Students were not allowed to have smartphones in classrooms. That’s already the case for some classrooms at the school, but principal Carol-Ann Leidloff thought students and teachers needed to hit the refresh button.
“We have a digital device policy that has been in place for about three years,” she said. “But every so often teachers find they are struggling to enforce it more than other times. Just before Christmas the Grade 8 teachers found they were constantly telling their students to use their devices in appropriate ways, and not during class time when they should be listening or working on an assignment. So this was a way of reminding students about the digital device policy.”
The policy states that use of phones in the classroom is at the discretion of the teacher. Each classroom has a simulated traffic light above the door in the hallway. Red means no devices in the classroom. Yellow means at the teacher’s discretion. Green means there are no restrictions. All common areas such as hallways and the library are green.
In classrooms designated as yellow a teacher might allow or ask students to use the phone for a specific research or technical purpose, then tell them to put them away again. Those who don’t have phones can use the school’s iPads or laptops.
There is a system of progressive discipline for helping students follow the policy, involving warnings, putting the phone in the receptacles like the Tech No Bin or the Cell Hotel or in the office, and ultimately, if all else fails, a call to parents to come and pick up a confiscated phone. This last option happens two to three times a year, Leidloff said.
During the digital device holiday, all classrooms were designated red. Teacher Jesse Anast said it was very easy to get each class started.
“It was excellent,” he said. “Kids were ready to learn. Instead of kids on their devices with headphones plugged in, it was great because there was just no devices. I could just start the class.”
Teacher Marcello Piro said it was a good opportunity for students to learn self-control.
“They were not being drawn to the vibrations of the phone. It was definitely more peaceful and quiet.”
But Piro thinks it should not be up to him to decide what students do with their phones. He’d rather educate them about that.

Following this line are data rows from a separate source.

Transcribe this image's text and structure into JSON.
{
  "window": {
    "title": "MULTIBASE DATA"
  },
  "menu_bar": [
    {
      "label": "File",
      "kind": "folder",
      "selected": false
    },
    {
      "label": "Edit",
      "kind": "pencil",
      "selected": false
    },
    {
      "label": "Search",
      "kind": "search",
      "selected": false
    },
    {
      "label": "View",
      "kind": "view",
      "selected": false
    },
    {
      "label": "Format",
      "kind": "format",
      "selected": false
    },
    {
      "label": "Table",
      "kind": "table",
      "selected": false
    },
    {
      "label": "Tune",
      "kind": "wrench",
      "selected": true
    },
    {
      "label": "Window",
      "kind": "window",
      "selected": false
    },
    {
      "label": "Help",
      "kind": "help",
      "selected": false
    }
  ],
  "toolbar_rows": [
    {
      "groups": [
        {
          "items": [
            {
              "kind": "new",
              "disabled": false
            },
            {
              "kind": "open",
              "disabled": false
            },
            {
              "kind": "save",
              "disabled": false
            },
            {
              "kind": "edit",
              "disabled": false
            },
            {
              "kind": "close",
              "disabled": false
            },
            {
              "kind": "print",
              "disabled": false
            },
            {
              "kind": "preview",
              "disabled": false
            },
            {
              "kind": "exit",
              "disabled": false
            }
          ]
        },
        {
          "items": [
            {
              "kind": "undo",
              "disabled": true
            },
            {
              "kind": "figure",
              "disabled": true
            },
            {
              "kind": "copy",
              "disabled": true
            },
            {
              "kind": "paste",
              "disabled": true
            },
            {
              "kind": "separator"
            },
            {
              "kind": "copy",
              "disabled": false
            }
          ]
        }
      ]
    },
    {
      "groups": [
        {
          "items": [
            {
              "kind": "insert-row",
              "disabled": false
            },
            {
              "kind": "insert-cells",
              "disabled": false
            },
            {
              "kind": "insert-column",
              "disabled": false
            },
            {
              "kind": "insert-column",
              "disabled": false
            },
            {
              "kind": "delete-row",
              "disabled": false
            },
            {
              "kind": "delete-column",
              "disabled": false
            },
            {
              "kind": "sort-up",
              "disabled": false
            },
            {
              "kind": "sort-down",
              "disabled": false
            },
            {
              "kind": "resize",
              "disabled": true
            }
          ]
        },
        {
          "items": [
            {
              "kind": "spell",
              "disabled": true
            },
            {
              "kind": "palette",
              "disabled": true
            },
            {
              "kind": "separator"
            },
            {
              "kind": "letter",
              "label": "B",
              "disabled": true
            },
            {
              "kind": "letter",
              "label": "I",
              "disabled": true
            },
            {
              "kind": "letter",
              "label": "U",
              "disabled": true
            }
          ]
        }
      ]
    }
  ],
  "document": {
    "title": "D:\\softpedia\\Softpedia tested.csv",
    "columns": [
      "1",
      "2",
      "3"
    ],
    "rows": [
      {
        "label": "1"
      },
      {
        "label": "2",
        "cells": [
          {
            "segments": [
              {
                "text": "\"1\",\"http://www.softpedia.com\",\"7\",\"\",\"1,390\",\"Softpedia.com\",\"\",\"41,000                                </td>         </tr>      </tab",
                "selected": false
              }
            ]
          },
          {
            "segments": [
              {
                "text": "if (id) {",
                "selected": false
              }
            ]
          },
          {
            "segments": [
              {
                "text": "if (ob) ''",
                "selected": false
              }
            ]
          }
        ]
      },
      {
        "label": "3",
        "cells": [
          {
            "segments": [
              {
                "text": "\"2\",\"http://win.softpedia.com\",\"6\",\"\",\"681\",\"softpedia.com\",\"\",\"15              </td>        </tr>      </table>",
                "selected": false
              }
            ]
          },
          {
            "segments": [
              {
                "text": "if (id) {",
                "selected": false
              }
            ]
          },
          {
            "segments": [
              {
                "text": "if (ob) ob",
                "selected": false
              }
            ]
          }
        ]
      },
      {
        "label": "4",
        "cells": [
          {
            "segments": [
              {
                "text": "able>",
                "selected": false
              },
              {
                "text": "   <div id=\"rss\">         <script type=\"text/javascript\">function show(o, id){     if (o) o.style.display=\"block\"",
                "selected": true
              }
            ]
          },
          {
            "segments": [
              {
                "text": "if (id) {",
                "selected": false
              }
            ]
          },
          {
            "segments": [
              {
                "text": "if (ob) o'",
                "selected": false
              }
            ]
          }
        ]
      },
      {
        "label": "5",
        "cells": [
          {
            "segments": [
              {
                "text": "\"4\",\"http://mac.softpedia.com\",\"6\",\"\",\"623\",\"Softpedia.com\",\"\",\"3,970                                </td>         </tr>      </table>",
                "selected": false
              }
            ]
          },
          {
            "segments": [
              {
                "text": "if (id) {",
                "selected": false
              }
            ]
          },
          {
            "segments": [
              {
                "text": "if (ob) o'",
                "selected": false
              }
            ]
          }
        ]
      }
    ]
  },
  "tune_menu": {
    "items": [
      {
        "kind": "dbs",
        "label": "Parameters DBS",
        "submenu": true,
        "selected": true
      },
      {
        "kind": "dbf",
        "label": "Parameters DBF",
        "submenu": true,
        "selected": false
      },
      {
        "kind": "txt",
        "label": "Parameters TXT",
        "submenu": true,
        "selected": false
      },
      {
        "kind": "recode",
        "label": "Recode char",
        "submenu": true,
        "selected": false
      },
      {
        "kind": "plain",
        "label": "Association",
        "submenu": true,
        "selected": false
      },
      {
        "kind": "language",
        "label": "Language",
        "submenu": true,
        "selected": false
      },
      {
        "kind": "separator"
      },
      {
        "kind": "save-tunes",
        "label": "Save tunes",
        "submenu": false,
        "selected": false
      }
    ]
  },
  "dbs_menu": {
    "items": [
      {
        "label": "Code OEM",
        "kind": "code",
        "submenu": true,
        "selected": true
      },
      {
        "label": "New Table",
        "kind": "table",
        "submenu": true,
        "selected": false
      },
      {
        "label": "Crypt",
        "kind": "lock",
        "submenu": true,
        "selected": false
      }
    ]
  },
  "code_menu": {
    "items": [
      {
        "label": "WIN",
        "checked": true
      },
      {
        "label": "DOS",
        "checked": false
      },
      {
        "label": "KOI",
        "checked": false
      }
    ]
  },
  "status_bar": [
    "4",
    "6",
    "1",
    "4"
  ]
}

“I would like kids to learn how to manage the self control part of it, when is the appropriate time and when not, without another person having to remind you of that.”
Anast said many students know it’s a problem.
“A kid said today, ‘Mr. Anast you have to teach us about devices, you need to take it away and remind us that it is not appropriate.’”
He said the device holiday leveled the social playing field as some students don’t have phones because they can’t afford them or their parents won’t let them bring them to school.
Leidloff said she wants the school to teach students to use the devices in appropriate ways.
“We don’t want to be policemen and we don’t want to be rigid around rules. We want students to build their capacity to self-monitor and regulate device use independently.”
Are phones in the classroom an impediment to learning?
“It depends on the student,” Leidloff says. “Some students seem to be able to make good judgments about this, and others, when not provided with clear boundaries, are not able to regulate their device use and they find they are constantly distracted.”
Or as Grade 8 student Brodie Foley told the Star, “The phone is like power. If you have that kind of power you have to be careful to use it correctly. Because it can help you or work against you. You have to trust that you won’t get off task.”
Neither Foley nor Maeghan Reilly, another Grade 8 student, have phones.
“You don’t need a phone. You are there to work,” Reilly said. “It is crazy, how much a phone can take you away. People get so distracted and they don’t get any work done, just because of this little technology box.”
Anast thinks you can manage a classroom without devices but he’s not sure he wants to try.
“You could get by. But I am pro-device because they are useful and it is a tool they are going to use for the rest of their lives. I will keep using it for educational purposes for sure.”
Part 3 in our series phones in the classroom runs on Friday.